Money/macro is the area where I am the least in agreement with Tyler Cowen. However I strongly agree with this excellent post on monetarism and the Great Depression. Let me try to quickly summarize the findings of my research on the Great Depression, as contained in my forthcoming book (don’t ask).
1. Would monetarism (M2 targeting) have prevented the Depression, if the US had continued to adhere to the gold standard and had been willing to use some “emergency” gold reserves to do so?
I’d say there is a good chance it might have, but there’s also a decent chance it would not have. Even Friedman admitted (much later) that he and Anna Schwartz should have focused more on the constraints of the international gold standard.
2. Would full blown monetarism circa 1963 have prevented the Great Depression? I.e. a policy of M2 targeting combined with a floating exchange rate.

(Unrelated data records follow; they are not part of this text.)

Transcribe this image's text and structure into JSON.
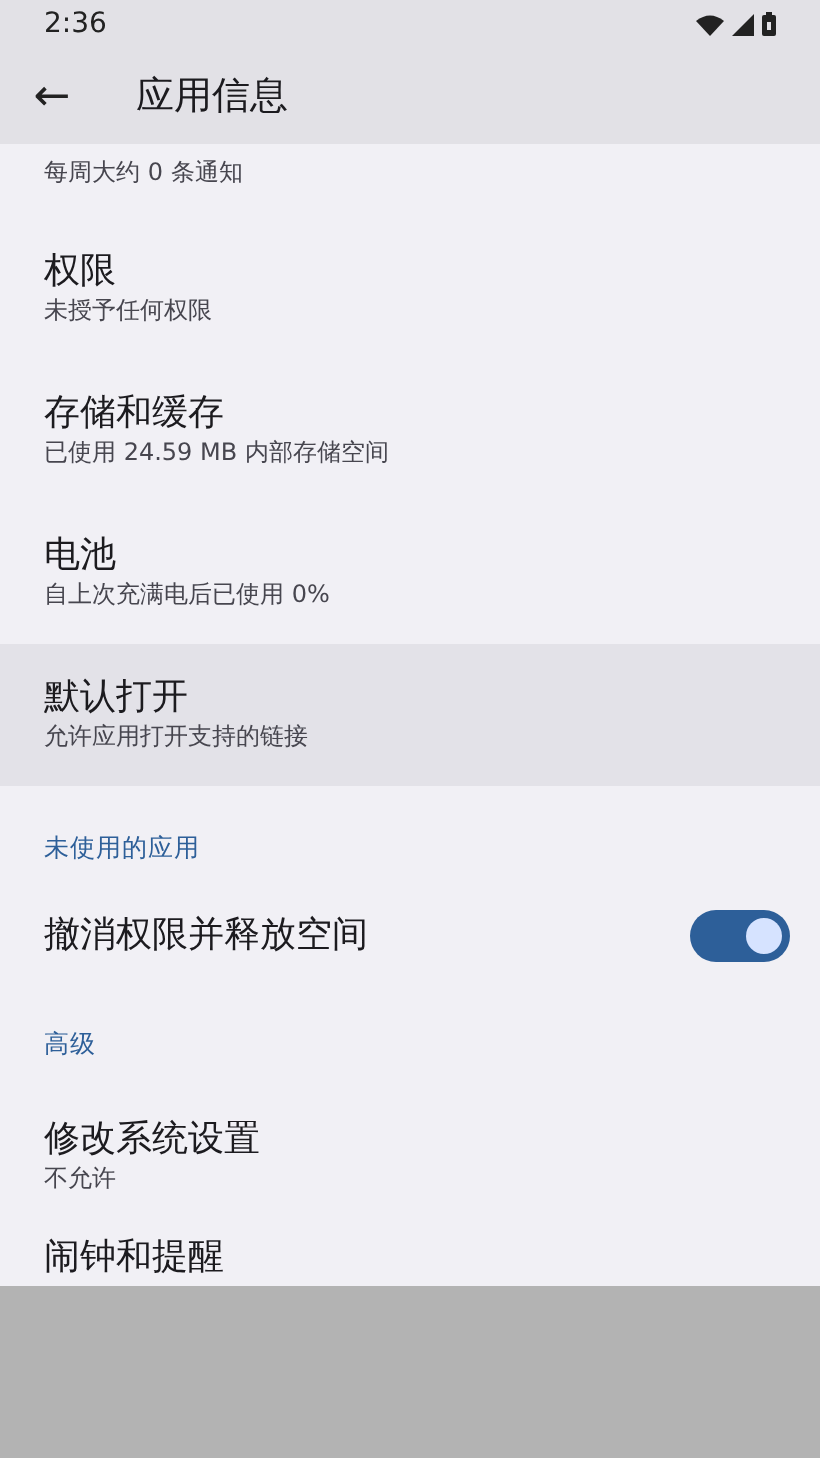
{
  "status_bar": {
    "time": "2:36"
  },
  "app_bar": {
    "back": "←",
    "title": "应用信息"
  },
  "rows": [
    {
      "kind": "cut",
      "subtitle": "每周大约 0 条通知"
    },
    {
      "kind": "item",
      "title": "权限",
      "subtitle": "未授予任何权限",
      "selected": false
    },
    {
      "kind": "item",
      "title": "存储和缓存",
      "subtitle": "已使用 24.59 MB 内部存储空间",
      "selected": false
    },
    {
      "kind": "item",
      "title": "电池",
      "subtitle": "自上次充满电后已使用 0%",
      "selected": false
    },
    {
      "kind": "item",
      "title": "默认打开",
      "subtitle": "允许应用打开支持的链接",
      "selected": true
    },
    {
      "kind": "header",
      "title": "未使用的应用"
    },
    {
      "kind": "switch",
      "title": "撤消权限并释放空间",
      "on": true
    },
    {
      "kind": "header",
      "title": "高级"
    },
    {
      "kind": "item",
      "title": "修改系统设置",
      "subtitle": "不允许",
      "selected": false
    },
    {
      "kind": "item",
      "title": "闹钟和提醒",
      "selected": false
    }
  ]
}
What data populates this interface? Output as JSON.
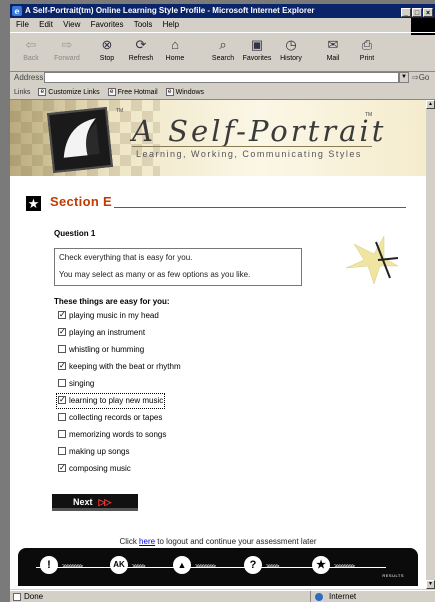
{
  "window": {
    "title": "A Self-Portrait(tm) Online Learning Style Profile - Microsoft Internet Explorer",
    "controls": [
      "_",
      "□",
      "×"
    ]
  },
  "menu": [
    "File",
    "Edit",
    "View",
    "Favorites",
    "Tools",
    "Help"
  ],
  "toolbar": [
    {
      "label": "Back",
      "icon": "back-arrow",
      "enabled": false
    },
    {
      "label": "Forward",
      "icon": "forward-arrow",
      "enabled": false
    },
    {
      "label": "Stop",
      "icon": "stop-icon",
      "enabled": true
    },
    {
      "label": "Refresh",
      "icon": "refresh-icon",
      "enabled": true
    },
    {
      "label": "Home",
      "icon": "home-icon",
      "enabled": true
    },
    {
      "label": "Search",
      "icon": "search-icon",
      "enabled": true
    },
    {
      "label": "Favorites",
      "icon": "favorites-icon",
      "enabled": true
    },
    {
      "label": "History",
      "icon": "history-icon",
      "enabled": true
    },
    {
      "label": "Mail",
      "icon": "mail-icon",
      "enabled": true
    },
    {
      "label": "Print",
      "icon": "print-icon",
      "enabled": true
    }
  ],
  "address": {
    "label": "Address",
    "value": "",
    "go_label": "Go"
  },
  "links": {
    "label": "Links",
    "items": [
      "Customize Links",
      "Free Hotmail",
      "Windows"
    ]
  },
  "banner": {
    "brand": "A Self-Portrait",
    "trademark": "TM",
    "subtitle": "Learning, Working, Communicating Styles"
  },
  "section": {
    "title": "Section E"
  },
  "question": {
    "label": "Question 1",
    "instructions": [
      "Check everything that is easy for you.",
      "You may select as many or as few options as you like."
    ],
    "heading": "These things are easy for you:",
    "options": [
      {
        "label": "playing music in my head",
        "checked": true
      },
      {
        "label": "playing an instrument",
        "checked": true
      },
      {
        "label": "whistling or humming",
        "checked": false
      },
      {
        "label": "keeping with the beat or rhythm",
        "checked": true
      },
      {
        "label": "singing",
        "checked": false
      },
      {
        "label": "learning to play new music",
        "checked": true
      },
      {
        "label": "collecting records or tapes",
        "checked": false
      },
      {
        "label": "memorizing words to songs",
        "checked": false
      },
      {
        "label": "making up songs",
        "checked": false
      },
      {
        "label": "composing music",
        "checked": true
      }
    ]
  },
  "next_button": {
    "label": "Next",
    "arrows": "▷▷"
  },
  "logout": {
    "before": "Click ",
    "link": "here",
    "after": " to logout and continue your assessment later"
  },
  "progress": {
    "nodes": [
      "!",
      "AK",
      "▲",
      "?",
      "★"
    ],
    "end_label": "RESULTS"
  },
  "status": {
    "left": "Done",
    "zone": "Internet"
  },
  "colors": {
    "section_accent": "#c33a00",
    "titlebar": "#0a246a"
  }
}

Very, very likely. Or at least greatly moderated the Depression. And this is the counterfactual to consider when evaluating the usefulness of Friedman’s 1960s monetarism for modern policymaking, where there is no gold constraint.

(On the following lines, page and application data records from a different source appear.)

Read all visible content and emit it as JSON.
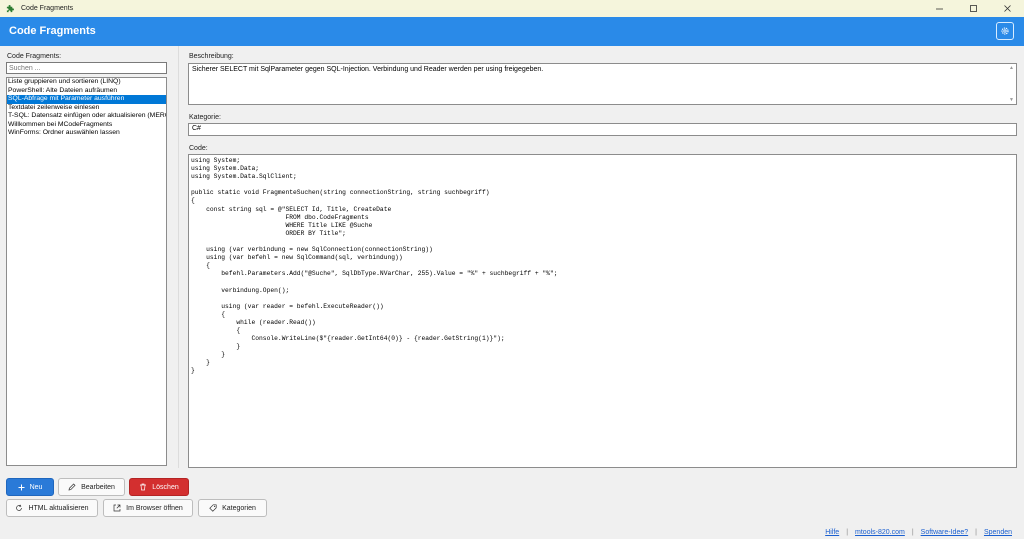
{
  "window": {
    "title": "Code Fragments",
    "controls": [
      "minimize-icon",
      "maximize-icon",
      "close-icon"
    ]
  },
  "header": {
    "title": "Code Fragments",
    "settings_icon": "gear-icon"
  },
  "sidebar": {
    "label": "Code Fragments:",
    "search_placeholder": "Suchen ...",
    "items": [
      {
        "label": "Liste gruppieren und sortieren (LINQ)",
        "selected": false
      },
      {
        "label": "PowerShell: Alte Dateien aufräumen",
        "selected": false
      },
      {
        "label": "SQL-Abfrage mit Parameter ausführen",
        "selected": true
      },
      {
        "label": "Textdatei zeilenweise einlesen",
        "selected": false
      },
      {
        "label": "T-SQL: Datensatz einfügen oder aktualisieren (MERGE)",
        "selected": false
      },
      {
        "label": "Willkommen bei MCodeFragments",
        "selected": false
      },
      {
        "label": "WinForms: Ordner auswählen lassen",
        "selected": false
      }
    ]
  },
  "form": {
    "description_label": "Beschreibung:",
    "description_value": "Sicherer SELECT mit SqlParameter gegen SQL-Injection. Verbindung und Reader werden per using freigegeben.",
    "category_label": "Kategorie:",
    "category_value": "C#",
    "code_label": "Code:",
    "code_value": "using System;\nusing System.Data;\nusing System.Data.SqlClient;\n\npublic static void FragmenteSuchen(string connectionString, string suchbegriff)\n{\n    const string sql = @\"SELECT Id, Title, CreateDate\n                         FROM dbo.CodeFragments\n                         WHERE Title LIKE @Suche\n                         ORDER BY Title\";\n\n    using (var verbindung = new SqlConnection(connectionString))\n    using (var befehl = new SqlCommand(sql, verbindung))\n    {\n        befehl.Parameters.Add(\"@Suche\", SqlDbType.NVarChar, 255).Value = \"%\" + suchbegriff + \"%\";\n\n        verbindung.Open();\n\n        using (var reader = befehl.ExecuteReader())\n        {\n            while (reader.Read())\n            {\n                Console.WriteLine($\"{reader.GetInt64(0)} - {reader.GetString(1)}\");\n            }\n        }\n    }\n}"
  },
  "toolbar": {
    "new_label": "Neu",
    "edit_label": "Bearbeiten",
    "delete_label": "Löschen",
    "html_refresh_label": "HTML aktualisieren",
    "browser_open_label": "Im Browser öffnen",
    "categories_label": "Kategorien"
  },
  "footer": {
    "help": "Hilfe",
    "site": "mtools-820.com",
    "idea": "Software-Idee?",
    "donate": "Spenden"
  },
  "colors": {
    "header_blue": "#2a8ae8",
    "selection_blue": "#0078d7",
    "primary_button": "#2a7ad8",
    "danger_button": "#d32f2f",
    "link": "#1a5fd0"
  }
}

3. Would the policy favored by Friedman later in his life (inflation targeting) have prevented the Great Depression?
Almost certainly. Prices started rising immediately after FDR devalued the dollar. And by immediately I don’t me “that year,” I mean THAT DAY. Of course the collapse of 1929-33 was a deflationary demand shock.